How do we know that our pursuit of God is only possible because of His pursuit of us? David unveils four of life’s deepest realities. First, God knows us intimately (139:1-6). David prays: “O LORD, you have searched me and known me! You know when I sit down and when I rise up; you discern my thoughts from afar” (139:1-2). Six times throughout this Psalm David inserts the powerful word “know” (139: 1,2,4,14 and 23 twice). He also includes the noun “knowledge” (139:6). The point is clear, God knows you and me at the deepest level. “Yada” is the Hebrew word. It describes a level of understanding that leaves every part of our life disclosed and brought into the light of Him who loves us. Nothing is hidden. We have a theological term for that kind of understanding. We say of God, He is omniscient. We mean He alone is “all-knowing.” God pursues us wholeheartedly even when He knows all the mess of our soul.

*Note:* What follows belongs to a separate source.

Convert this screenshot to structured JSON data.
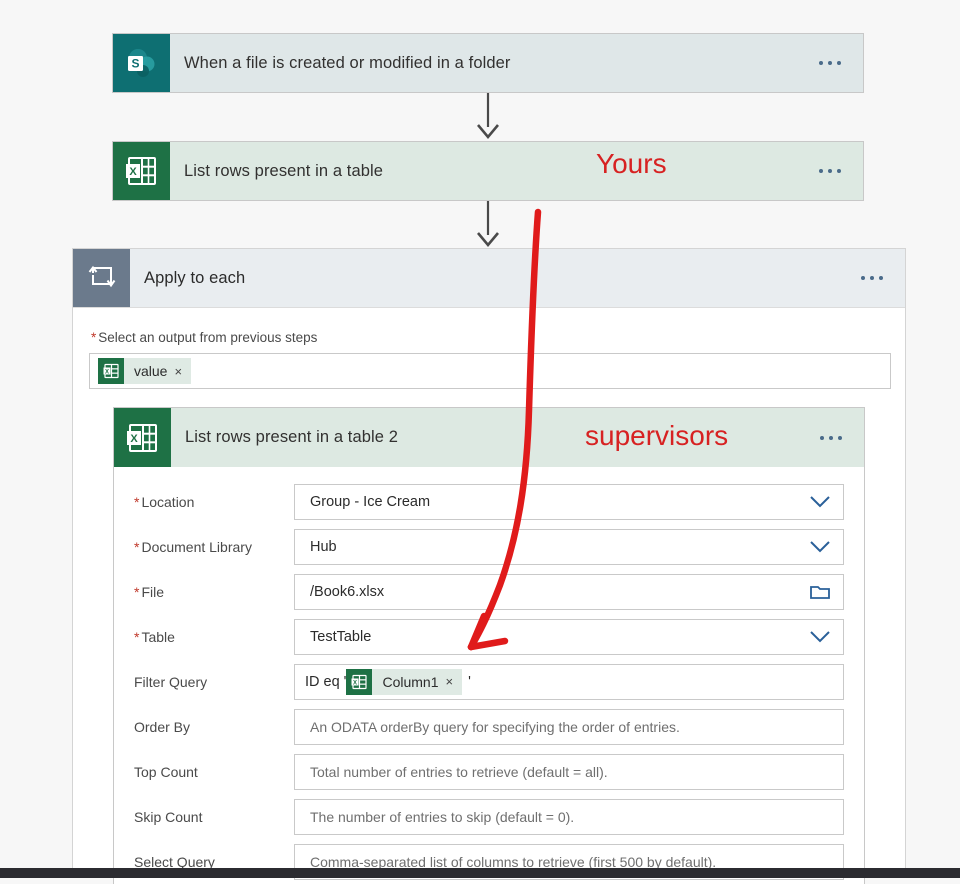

Second, God longs for us passionately (139:7-12). David describes God has everywhere. He says: “If I ascend to heaven, you are there! If I make my bed in Sheol, you are there” (139:8)! God is so great that He fills heaven and earth. Still, in all that size, His abiding presence nudges against us, longing for our company. Again, we have a theological term for what we are talking about here. We say of God, He is omnipresent. We mean that there is no place in the universe that He does not inhabit. God pursues us with such intentionality that He is ever ahead of us.
Third, God surrounds us lovingly (139:13-18). David, in beautiful language, recognizes the loving tenderness of God when he testifies: “For you formed my inward parts; you knitted me together in my mother’s womb…My frame was not hidden from you, when I was being made in secret, intricately woven in the depths of the earth. Your eyes saw my unformed substance” (139:13 and 15-16). In the very same way as noted previously, we have a theological term for God’s abiding love. We say of God, He is omni-benevolent. We mean that God’s love saturates every dimension of our relationship with Him, even before our birth.
Fourth, God searches us deeply (139:19-24). If it is even possible, David returns to where he began this prayer. He hungers for God to search and know him even more. David invites God to peel back the hardest layers of his heart, to uncover the deepest thoughts of his mind. If we dare, when we say something like that, we mean what David means that God alone is all-knowing, all-wise, and all-seeing.
Psalm 139 leaves me breathless. In Jesus Christ, this formational pursuit reached its zenith. Paul described this knowing, longing, loving and searching in this way. “But when the fullness of time had come God sent forth his Son born of woman, born under the law, to redeem those who were under the law, so that we might receive adoption as sons…And because you are sons, God has sent the Spirit of his Son into your hearts. Formerly…you did not know God…But now that you have come to know God, or rather to be known by God, how can you turn back again to the weak and worthless elementary principles of the world” (Galatians 4:4-6 and 8-9). Pursued. Pursue. Pray. Practice. Go to the spiritual gymnasium today.